* _INPUT FOR THIS TASK_:
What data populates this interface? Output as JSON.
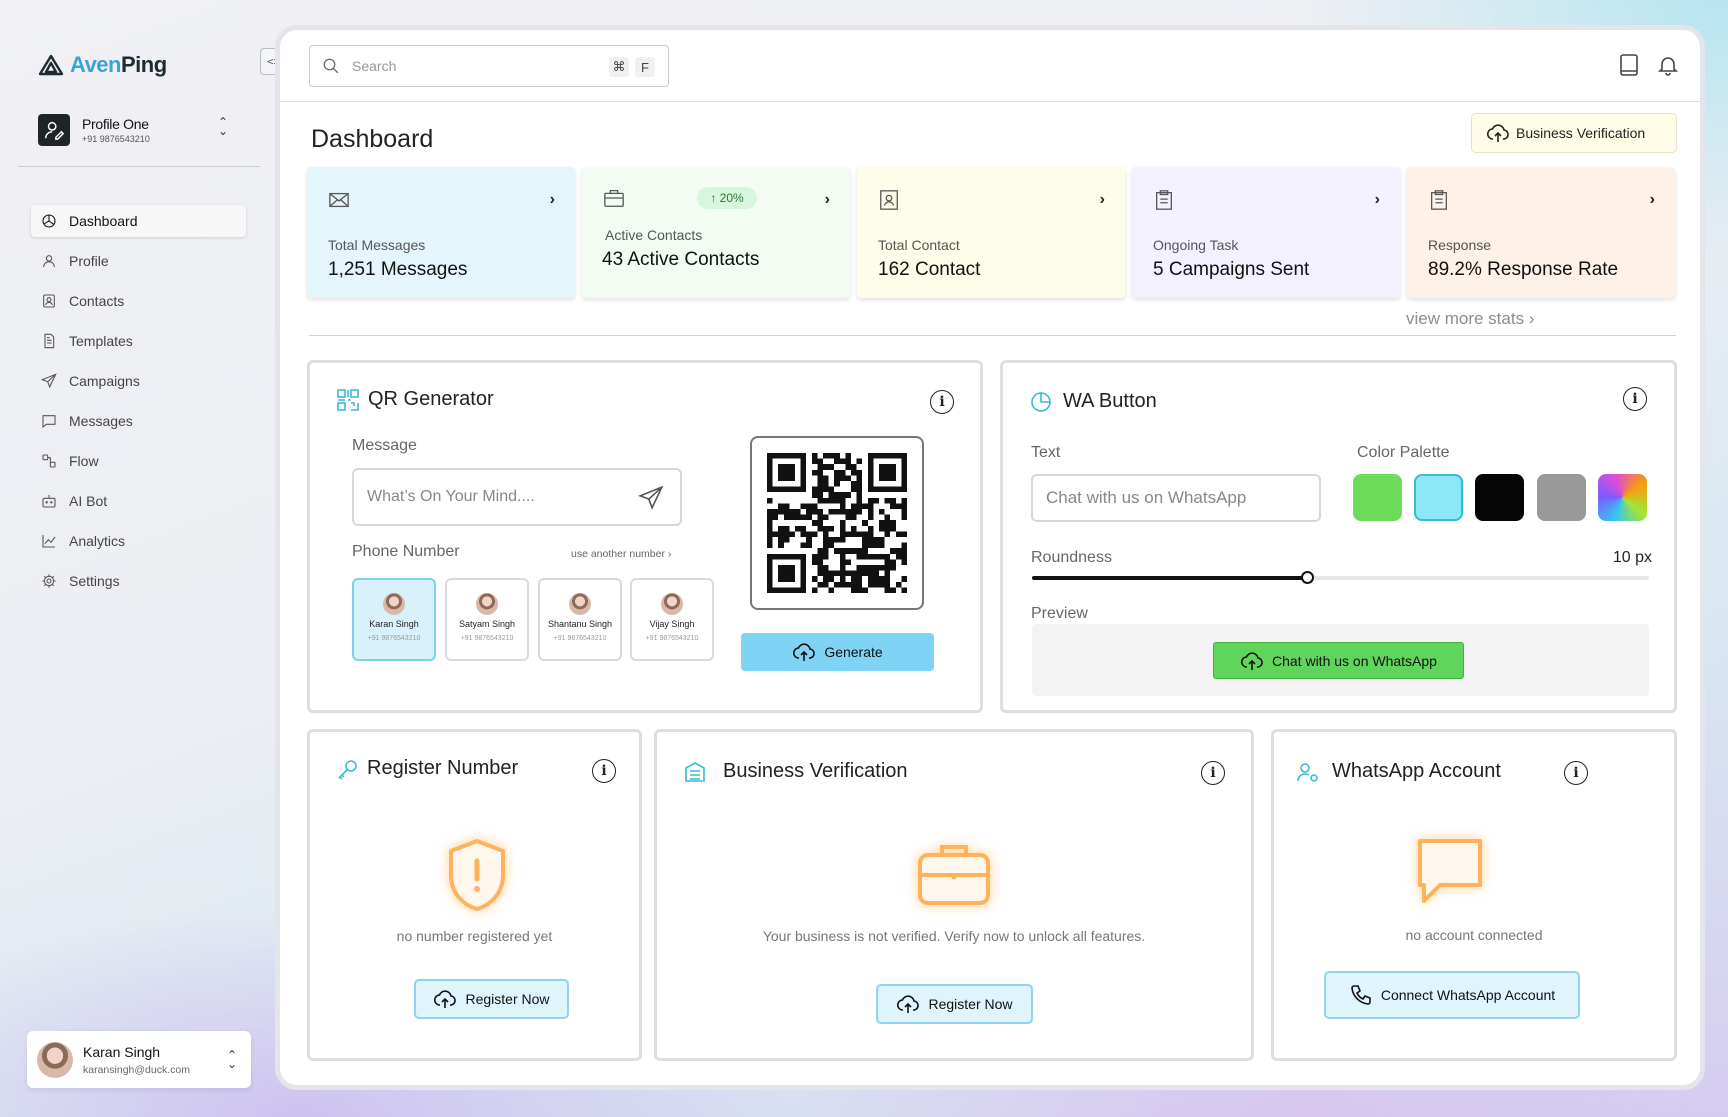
{
  "app": {
    "brand_part1": "Aven",
    "brand_part2": "Ping"
  },
  "profile": {
    "name": "Profile One",
    "phone": "+91 9876543210"
  },
  "nav": [
    {
      "label": "Dashboard",
      "icon": "dashboard-icon",
      "active": true
    },
    {
      "label": "Profile",
      "icon": "user-icon"
    },
    {
      "label": "Contacts",
      "icon": "contacts-icon"
    },
    {
      "label": "Templates",
      "icon": "document-icon"
    },
    {
      "label": "Campaigns",
      "icon": "send-icon"
    },
    {
      "label": "Messages",
      "icon": "chat-icon"
    },
    {
      "label": "Flow",
      "icon": "flow-icon"
    },
    {
      "label": "AI Bot",
      "icon": "bot-icon"
    },
    {
      "label": "Analytics",
      "icon": "analytics-icon"
    },
    {
      "label": "Settings",
      "icon": "gear-icon"
    }
  ],
  "user": {
    "name": "Karan Singh",
    "email": "karansingh@duck.com"
  },
  "search": {
    "placeholder": "Search",
    "key1": "⌘",
    "key2": "F"
  },
  "page": {
    "title": "Dashboard",
    "business_verification_button": "Business Verification"
  },
  "stats": [
    {
      "label": "Total Messages",
      "value": "1,251 Messages",
      "color": "#e4f5fb",
      "icon": "mail-icon"
    },
    {
      "label": "Active Contacts",
      "value": "43 Active Contacts",
      "color": "#f3fcf2",
      "icon": "briefcase-icon",
      "badge": "20%"
    },
    {
      "label": "Total Contact",
      "value": "162 Contact",
      "color": "#fefde9",
      "icon": "contact-book-icon"
    },
    {
      "label": "Ongoing Task",
      "value": "5 Campaigns Sent",
      "color": "#f3f1fd",
      "icon": "clipboard-icon"
    },
    {
      "label": "Response",
      "value": "89.2% Response Rate",
      "color": "#fdf1e8",
      "icon": "clipboard-icon"
    }
  ],
  "view_more": "view more stats",
  "qr": {
    "title": "QR Generator",
    "message_label": "Message",
    "message_placeholder": "What’s On Your Mind....",
    "phone_label": "Phone Number",
    "another_number": "use another number",
    "contacts": [
      {
        "name": "Karan Singh",
        "phone": "+91 9876543210",
        "selected": true
      },
      {
        "name": "Satyam Singh",
        "phone": "+91 9876543210"
      },
      {
        "name": "Shantanu Singh",
        "phone": "+91 9876543210"
      },
      {
        "name": "Vijay Singh",
        "phone": "+91 9876543210"
      }
    ],
    "generate_label": "Generate"
  },
  "wa_button": {
    "title": "WA Button",
    "text_label": "Text",
    "text_value": "Chat with us on WhatsApp",
    "palette_label": "Color Palette",
    "palette": [
      "#6ddc5a",
      "#8ce8f4",
      "#050505",
      "#999999",
      "gradient"
    ],
    "roundness_label": "Roundness",
    "roundness_value": "10 px",
    "roundness_fraction": 0.445,
    "preview_label": "Preview",
    "preview_button": "Chat with us on WhatsApp"
  },
  "register": {
    "title": "Register Number",
    "empty": "no number registered yet",
    "button": "Register Now"
  },
  "business": {
    "title": "Business Verification",
    "empty": "Your business is not verified. Verify now to unlock all features.",
    "button": "Register Now"
  },
  "whatsapp": {
    "title": "WhatsApp Account",
    "empty": "no account connected",
    "button": "Connect WhatsApp Account"
  }
}
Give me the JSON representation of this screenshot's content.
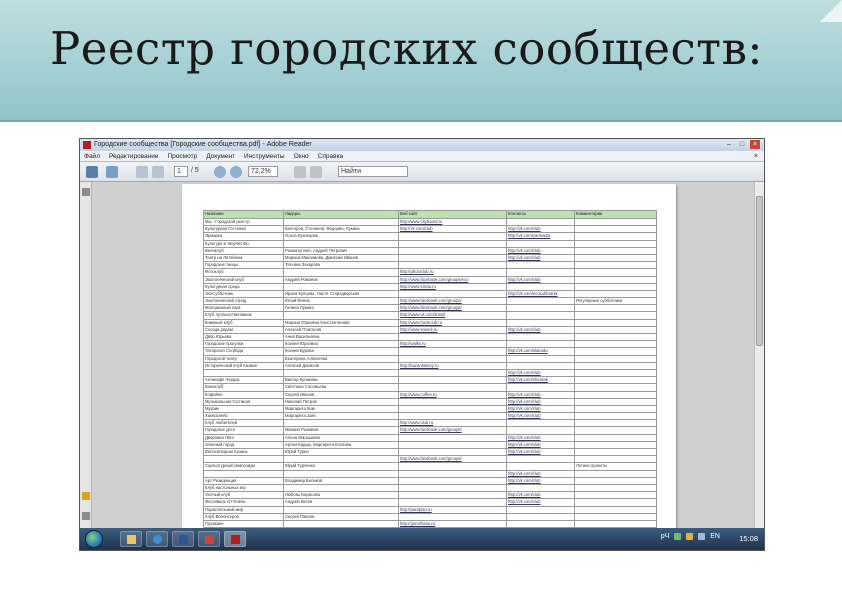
{
  "slide": {
    "title": "Реестр городских сообществ:"
  },
  "window": {
    "title": "Городские сообщества  [Городские сообщества.pdf] - Adobe Reader",
    "menu": [
      "Файл",
      "Редактирование",
      "Просмотр",
      "Документ",
      "Инструменты",
      "Окно",
      "Справка"
    ],
    "menu_close": "×",
    "controls": {
      "minimize": "–",
      "maximize": "□",
      "close": "×"
    }
  },
  "toolbar": {
    "page_current": "1",
    "page_total": "/ 5",
    "zoom": "72,2%",
    "find_placeholder": "Найти"
  },
  "table": {
    "headers": [
      "Название",
      "Лидеры",
      "Веб-сайт",
      "Контакты",
      "Комментарии"
    ],
    "rows": [
      [
        "Мы - Городской реестр",
        "",
        "http://www.cityboard.ru",
        "",
        ""
      ],
      [
        "Культурная Гостиная",
        "Бекторов, Степанов, Федорин, Лукина",
        "http://vk.com/club",
        "http://vk.com/club",
        ""
      ],
      [
        "Ярмарка",
        "Ольга Кузнецова",
        "",
        "http://vk.com/yarmarka",
        ""
      ],
      [
        "Культура и творчество",
        "",
        "",
        "",
        ""
      ],
      [
        "Велоклуб",
        "Рахматуллин, Андрей Петрович",
        "",
        "http://vk.com/club",
        ""
      ],
      [
        "Театр на Литейном",
        "Марина Максимова, Дмитрий Иванов",
        "",
        "http://vk.com/club",
        ""
      ],
      [
        "Городские танцы",
        "Татьяна Захарова",
        "",
        "",
        ""
      ],
      [
        "Фотоклуб",
        "",
        "http://photoclub.ru",
        "",
        ""
      ],
      [
        "Экологический клуб",
        "Андрей Романов",
        "http://www.facebook.com/groups/eco",
        "http://vk.com/club",
        ""
      ],
      [
        "Культурная среда",
        "",
        "http://www.sreda.ru",
        "",
        ""
      ],
      [
        "ЭкоСубботник",
        "Ирина Купцова, Настя Стародворская",
        "",
        "http://vk.com/ecosubbotnik",
        ""
      ],
      [
        "Экологический отряд",
        "Юлий Фонов",
        "http://www.facebook.com/groups/",
        "",
        "Регулярные субботники"
      ],
      [
        "Молодежный парк",
        "Галина Лукина",
        "http://www.facebook.com/groups/",
        "",
        ""
      ],
      [
        "Клуб путешественников",
        "",
        "http://www.vk.com/travel",
        "",
        ""
      ],
      [
        "Книжный клуб",
        "Марина Юрьевна Константинова",
        "http://www.bookclub.ru",
        "",
        ""
      ],
      [
        "Соседи рядом",
        "Алексей Платонов",
        "http://www.sosedi.ru",
        "http://vk.com/club",
        ""
      ],
      [
        "Двор Юрьева",
        "Анна Васильевна",
        "",
        "",
        ""
      ],
      [
        "Городские прогулки",
        "Ксения Юрьевна",
        "http://walks.ru",
        "",
        ""
      ],
      [
        "Татарская Слобода",
        "Ксения Бурова",
        "",
        "http://vk.com/sloboda",
        ""
      ],
      [
        "Городской театр",
        "Екатерина Алексеева",
        "",
        "",
        ""
      ],
      [
        "Исторический клуб Казани",
        "Алексей Данилов",
        "http://kazanhistory.ru",
        "",
        ""
      ],
      [
        "",
        "",
        "",
        "http://vk.com/club",
        ""
      ],
      [
        "Антикафе Чердак",
        "Виктор Куликова",
        "",
        "http://vk.com/cherdak",
        ""
      ],
      [
        "Киноклуб",
        "Светлана Соловьева",
        "",
        "",
        ""
      ],
      [
        "Кофейня",
        "Сергей Иванов",
        "http://www.coffee.ru",
        "http://vk.com/club",
        ""
      ],
      [
        "Музыкальная Гостиная",
        "Николай Петров",
        "",
        "http://vk.com/club",
        ""
      ],
      [
        "Мурзик",
        "Маргарита Ким",
        "",
        "http://vk.com/club",
        ""
      ],
      [
        "Хакерспейс",
        "Маргарита Заес",
        "",
        "http://vk.com/club",
        ""
      ],
      [
        "Клуб любителей",
        "",
        "http://www.club.ru",
        "",
        ""
      ],
      [
        "Городские дети",
        "Михаил Рыжиков",
        "http://www.facebook.com/groups/",
        "",
        ""
      ],
      [
        "Дворовая Лига",
        "Алена Малышева",
        "",
        "http://vk.com/club",
        ""
      ],
      [
        "Зеленый город",
        "Артем Кадыр, Маргарита Козлова",
        "",
        "http://vk.com/club",
        ""
      ],
      [
        "Велосипедная Казань",
        "Юрий Турин",
        "",
        "http://vk.com/club",
        ""
      ],
      [
        "",
        "",
        "http://www.facebook.com/groups/",
        "",
        ""
      ],
      [
        "Скульптурный симпозиум",
        "Юрий Турченко",
        "",
        "",
        "Летние проекты"
      ],
      [
        "",
        "",
        "",
        "http://vk.com/club",
        ""
      ],
      [
        "Арт Резиденция",
        "Владимир Беликов",
        "",
        "http://vk.com/club",
        ""
      ],
      [
        "Клуб настольных игр",
        "",
        "",
        "",
        ""
      ],
      [
        "Уютный клуб",
        "Любовь Борисова",
        "",
        "http://vk.com/club",
        ""
      ],
      [
        "Фестиваль Оттепель",
        "Андрей Кисев",
        "",
        "http://vk.com/club",
        ""
      ],
      [
        "Параллельный мир",
        "",
        "http://paraplan.ru",
        "",
        ""
      ],
      [
        "Клуб Волонтеров",
        "Сергей Павлов",
        "",
        "",
        ""
      ],
      [
        "Горожане",
        "",
        "http://gorozhane.ru",
        "",
        ""
      ]
    ]
  },
  "taskbar": {
    "lang": "EN",
    "clock": "15:08",
    "tray_label": "рЧ"
  },
  "colors": {
    "header_top": "#bfdee0",
    "header_bottom": "#8fc4c8",
    "table_header": "#bfe0b0",
    "taskbar": "#1d3350"
  }
}
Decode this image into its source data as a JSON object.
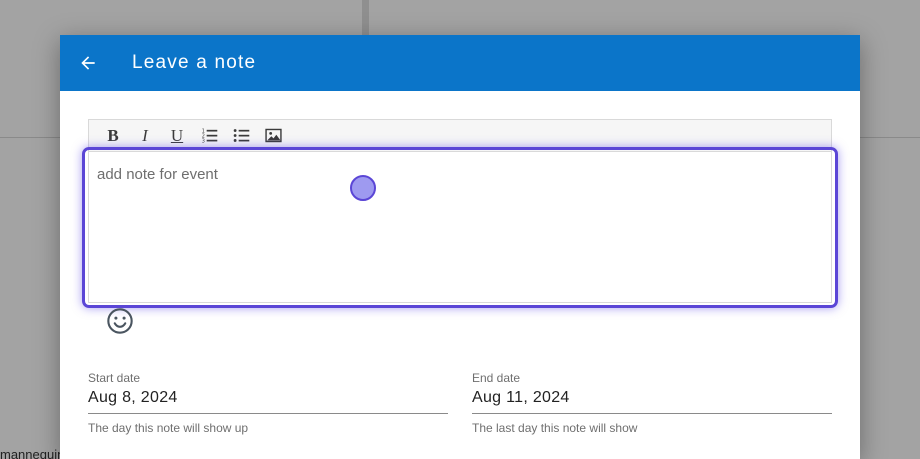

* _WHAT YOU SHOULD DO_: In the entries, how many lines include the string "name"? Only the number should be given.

* _EXERCISE SOLUTION_: 6